▶ **What this task involves**
Give all of the records again precisely, excluding whatever pictures they contain.

>>>>>

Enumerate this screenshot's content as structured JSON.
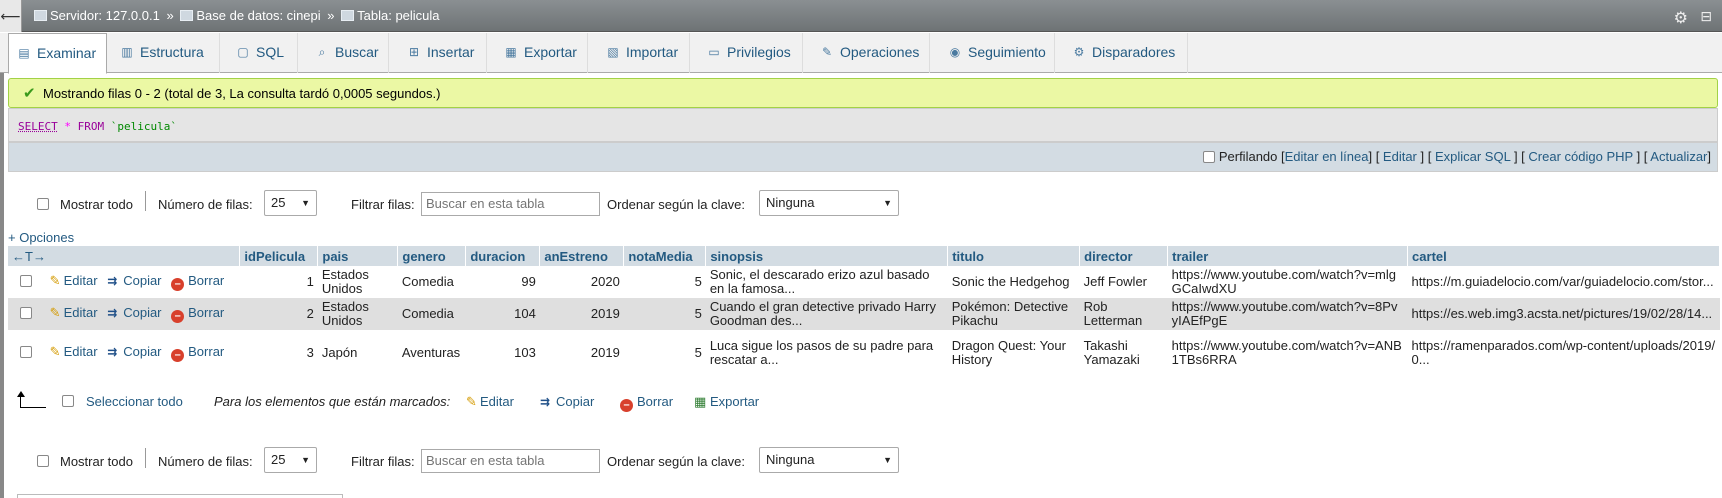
{
  "breadcrumb": {
    "server_label": "Servidor: 127.0.0.1",
    "db_label": "Base de datos: cinepi",
    "table_label": "Tabla: pelicula",
    "separator": "»",
    "back": "⟵"
  },
  "tabs": [
    {
      "label": "Examinar",
      "icon": "browse-icon"
    },
    {
      "label": "Estructura",
      "icon": "structure-icon"
    },
    {
      "label": "SQL",
      "icon": "sql-icon"
    },
    {
      "label": "Buscar",
      "icon": "search-icon"
    },
    {
      "label": "Insertar",
      "icon": "insert-icon"
    },
    {
      "label": "Exportar",
      "icon": "export-icon"
    },
    {
      "label": "Importar",
      "icon": "import-icon"
    },
    {
      "label": "Privilegios",
      "icon": "privileges-icon"
    },
    {
      "label": "Operaciones",
      "icon": "operations-icon"
    },
    {
      "label": "Seguimiento",
      "icon": "tracking-icon"
    },
    {
      "label": "Disparadores",
      "icon": "triggers-icon"
    }
  ],
  "message": "Mostrando filas 0 - 2 (total de 3, La consulta tardó 0,0005 segundos.)",
  "sql": {
    "select": "SELECT",
    "star": "*",
    "from": "FROM",
    "table": "`pelicula`"
  },
  "profiling": {
    "label": "Perfilando",
    "links": [
      "Editar en línea",
      "Editar",
      "Explicar SQL",
      "Crear código PHP",
      "Actualizar"
    ]
  },
  "nav": {
    "show_all": "Mostrar todo",
    "rows_label": "Número de filas:",
    "rows_value": "25",
    "filter_label": "Filtrar filas:",
    "filter_placeholder": "Buscar en esta tabla",
    "order_label": "Ordenar según la clave:",
    "order_value": "Ninguna"
  },
  "options_link": "+ Opciones",
  "table": {
    "arrows": "←T→",
    "columns": [
      "idPelicula",
      "pais",
      "genero",
      "duracion",
      "anEstreno",
      "notaMedia",
      "sinopsis",
      "titulo",
      "director",
      "trailer",
      "cartel"
    ],
    "actions": {
      "edit": "Editar",
      "copy": "Copiar",
      "delete": "Borrar"
    },
    "rows": [
      [
        "1",
        "Estados Unidos",
        "Comedia",
        "99",
        "2020",
        "5",
        "Sonic, el descarado erizo azul basado en la famosa...",
        "Sonic the Hedgehog",
        "Jeff Fowler",
        "https://www.youtube.com/watch?v=mlgGCaIwdXU",
        "https://m.guiadelocio.com/var/guiadelocio.com/stor..."
      ],
      [
        "2",
        "Estados Unidos",
        "Comedia",
        "104",
        "2019",
        "5",
        "Cuando el gran detective privado Harry Goodman des...",
        "Pokémon: Detective Pikachu",
        "Rob Letterman",
        "https://www.youtube.com/watch?v=8PvyIAEfPgE",
        "https://es.web.img3.acsta.net/pictures/19/02/28/14..."
      ],
      [
        "3",
        "Japón",
        "Aventuras",
        "103",
        "2019",
        "5",
        "Luca sigue los pasos de su padre para rescatar a...",
        "Dragon Quest: Your History",
        "Takashi Yamazaki",
        "https://www.youtube.com/watch?v=ANB1TBs6RRA",
        "https://ramenparados.com/wp-content/uploads/2019/0..."
      ]
    ]
  },
  "bulk": {
    "select_all": "Seleccionar todo",
    "marked_label": "Para los elementos que están marcados:",
    "edit": "Editar",
    "copy": "Copiar",
    "delete": "Borrar",
    "export": "Exportar"
  },
  "colors": {
    "link": "#235a81",
    "success_bg": "#ebf8a4",
    "header_bg": "#d3dce3",
    "row_alt": "#dfdfdf"
  }
}
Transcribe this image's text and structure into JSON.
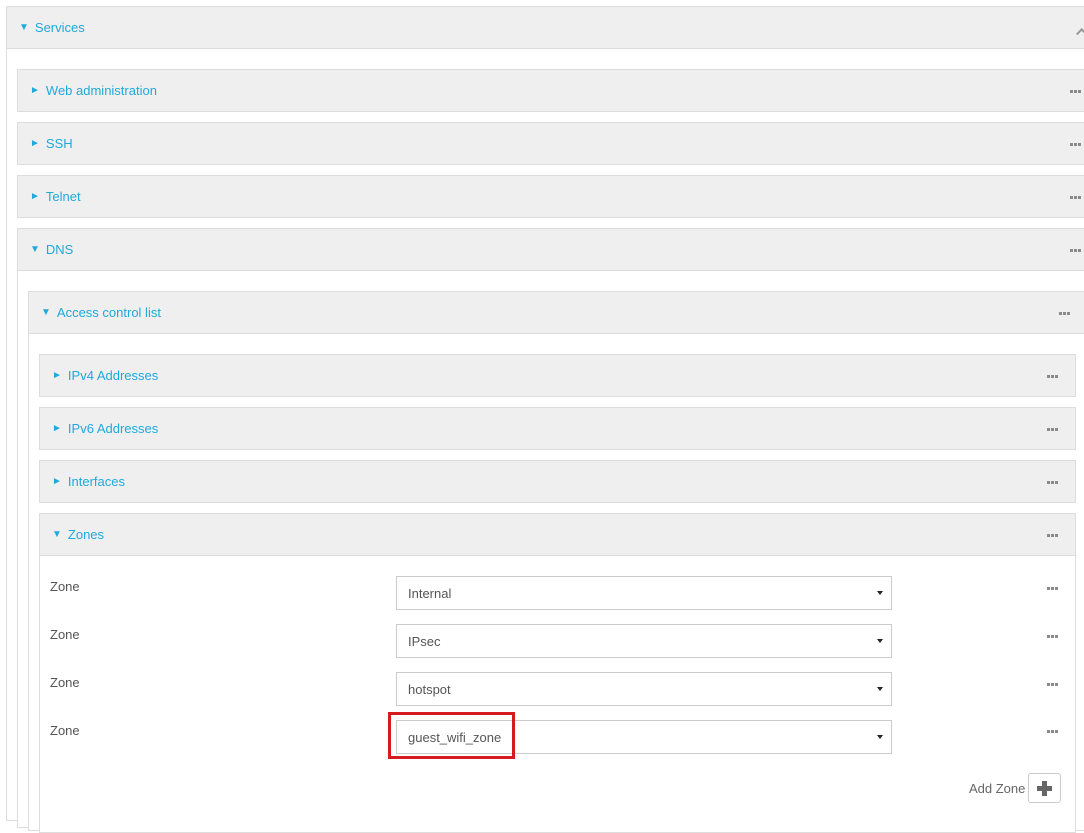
{
  "services": {
    "label": "Services",
    "arrow": "▼"
  },
  "sections": {
    "web_admin": {
      "label": "Web administration",
      "arrow": "►"
    },
    "ssh": {
      "label": "SSH",
      "arrow": "►"
    },
    "telnet": {
      "label": "Telnet",
      "arrow": "►"
    },
    "dns": {
      "label": "DNS",
      "arrow": "▼"
    }
  },
  "acl": {
    "label": "Access control list",
    "arrow": "▼",
    "ipv4": {
      "label": "IPv4 Addresses",
      "arrow": "►"
    },
    "ipv6": {
      "label": "IPv6 Addresses",
      "arrow": "►"
    },
    "interfaces": {
      "label": "Interfaces",
      "arrow": "►"
    },
    "zones": {
      "label": "Zones",
      "arrow": "▼",
      "rows": [
        {
          "label": "Zone",
          "value": "Internal"
        },
        {
          "label": "Zone",
          "value": "IPsec"
        },
        {
          "label": "Zone",
          "value": "hotspot"
        },
        {
          "label": "Zone",
          "value": "guest_wifi_zone"
        }
      ],
      "add_label": "Add Zone"
    }
  },
  "icons": {
    "menu": "ellipsis-icon",
    "add": "plus-icon",
    "dropdown": "caret-down-icon"
  },
  "colors": {
    "accent": "#1fa9dd",
    "highlight": "#d71920",
    "header_bg": "#efefef"
  }
}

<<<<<

▶ **Exercise output**
Enumerate this screenshot's content as structured JSON.
{
  "breadcrumb": {
    "server_label": "Servidor: 127.0.0.1",
    "db_label": "Base de datos: cinepi",
    "table_label": "Tabla: pelicula",
    "separator": "»",
    "back": "⟵"
  },
  "tabs": [
    {
      "label": "Examinar",
      "icon": "browse-icon"
    },
    {
      "label": "Estructura",
      "icon": "structure-icon"
    },
    {
      "label": "SQL",
      "icon": "sql-icon"
    },
    {
      "label": "Buscar",
      "icon": "search-icon"
    },
    {
      "label": "Insertar",
      "icon": "insert-icon"
    },
    {
      "label": "Exportar",
      "icon": "export-icon"
    },
    {
      "label": "Importar",
      "icon": "import-icon"
    },
    {
      "label": "Privilegios",
      "icon": "privileges-icon"
    },
    {
      "label": "Operaciones",
      "icon": "operations-icon"
    },
    {
      "label": "Seguimiento",
      "icon": "tracking-icon"
    },
    {
      "label": "Disparadores",
      "icon": "triggers-icon"
    }
  ],
  "message": "Mostrando filas 0 - 2 (total de 3, La consulta tardó 0,0005 segundos.)",
  "sql": {
    "select": "SELECT",
    "star": "*",
    "from": "FROM",
    "table": "`pelicula`"
  },
  "profiling": {
    "label": "Perfilando",
    "links": [
      "Editar en línea",
      "Editar",
      "Explicar SQL",
      "Crear código PHP",
      "Actualizar"
    ]
  },
  "nav": {
    "show_all": "Mostrar todo",
    "rows_label": "Número de filas:",
    "rows_value": "25",
    "filter_label": "Filtrar filas:",
    "filter_placeholder": "Buscar en esta tabla",
    "order_label": "Ordenar según la clave:",
    "order_value": "Ninguna"
  },
  "options_link": "+ Opciones",
  "table": {
    "arrows": "←T→",
    "columns": [
      "idPelicula",
      "pais",
      "genero",
      "duracion",
      "anEstreno",
      "notaMedia",
      "sinopsis",
      "titulo",
      "director",
      "trailer",
      "cartel"
    ],
    "actions": {
      "edit": "Editar",
      "copy": "Copiar",
      "delete": "Borrar"
    },
    "rows": [
      [
        "1",
        "Estados Unidos",
        "Comedia",
        "99",
        "2020",
        "5",
        "Sonic, el descarado erizo azul basado en la famosa...",
        "Sonic the Hedgehog",
        "Jeff Fowler",
        "https://www.youtube.com/watch?v=mlgGCaIwdXU",
        "https://m.guiadelocio.com/var/guiadelocio.com/stor..."
      ],
      [
        "2",
        "Estados Unidos",
        "Comedia",
        "104",
        "2019",
        "5",
        "Cuando el gran detective privado Harry Goodman des...",
        "Pokémon: Detective Pikachu",
        "Rob Letterman",
        "https://www.youtube.com/watch?v=8PvyIAEfPgE",
        "https://es.web.img3.acsta.net/pictures/19/02/28/14..."
      ],
      [
        "3",
        "Japón",
        "Aventuras",
        "103",
        "2019",
        "5",
        "Luca sigue los pasos de su padre para rescatar a...",
        "Dragon Quest: Your History",
        "Takashi Yamazaki",
        "https://www.youtube.com/watch?v=ANB1TBs6RRA",
        "https://ramenparados.com/wp-content/uploads/2019/0..."
      ]
    ]
  },
  "bulk": {
    "select_all": "Seleccionar todo",
    "marked_label": "Para los elementos que están marcados:",
    "edit": "Editar",
    "copy": "Copiar",
    "delete": "Borrar",
    "export": "Exportar"
  },
  "colors": {
    "link": "#235a81",
    "success_bg": "#ebf8a4",
    "header_bg": "#d3dce3",
    "row_alt": "#dfdfdf"
  }
}
Transcribe this image's text and structure into JSON.
{
  "services": {
    "label": "Services",
    "arrow": "▼"
  },
  "sections": {
    "web_admin": {
      "label": "Web administration",
      "arrow": "►"
    },
    "ssh": {
      "label": "SSH",
      "arrow": "►"
    },
    "telnet": {
      "label": "Telnet",
      "arrow": "►"
    },
    "dns": {
      "label": "DNS",
      "arrow": "▼"
    }
  },
  "acl": {
    "label": "Access control list",
    "arrow": "▼",
    "ipv4": {
      "label": "IPv4 Addresses",
      "arrow": "►"
    },
    "ipv6": {
      "label": "IPv6 Addresses",
      "arrow": "►"
    },
    "interfaces": {
      "label": "Interfaces",
      "arrow": "►"
    },
    "zones": {
      "label": "Zones",
      "arrow": "▼",
      "rows": [
        {
          "label": "Zone",
          "value": "Internal"
        },
        {
          "label": "Zone",
          "value": "IPsec"
        },
        {
          "label": "Zone",
          "value": "hotspot"
        },
        {
          "label": "Zone",
          "value": "guest_wifi_zone"
        }
      ],
      "add_label": "Add Zone"
    }
  },
  "icons": {
    "menu": "ellipsis-icon",
    "add": "plus-icon",
    "dropdown": "caret-down-icon"
  },
  "colors": {
    "accent": "#1fa9dd",
    "highlight": "#d71920",
    "header_bg": "#efefef"
  }
}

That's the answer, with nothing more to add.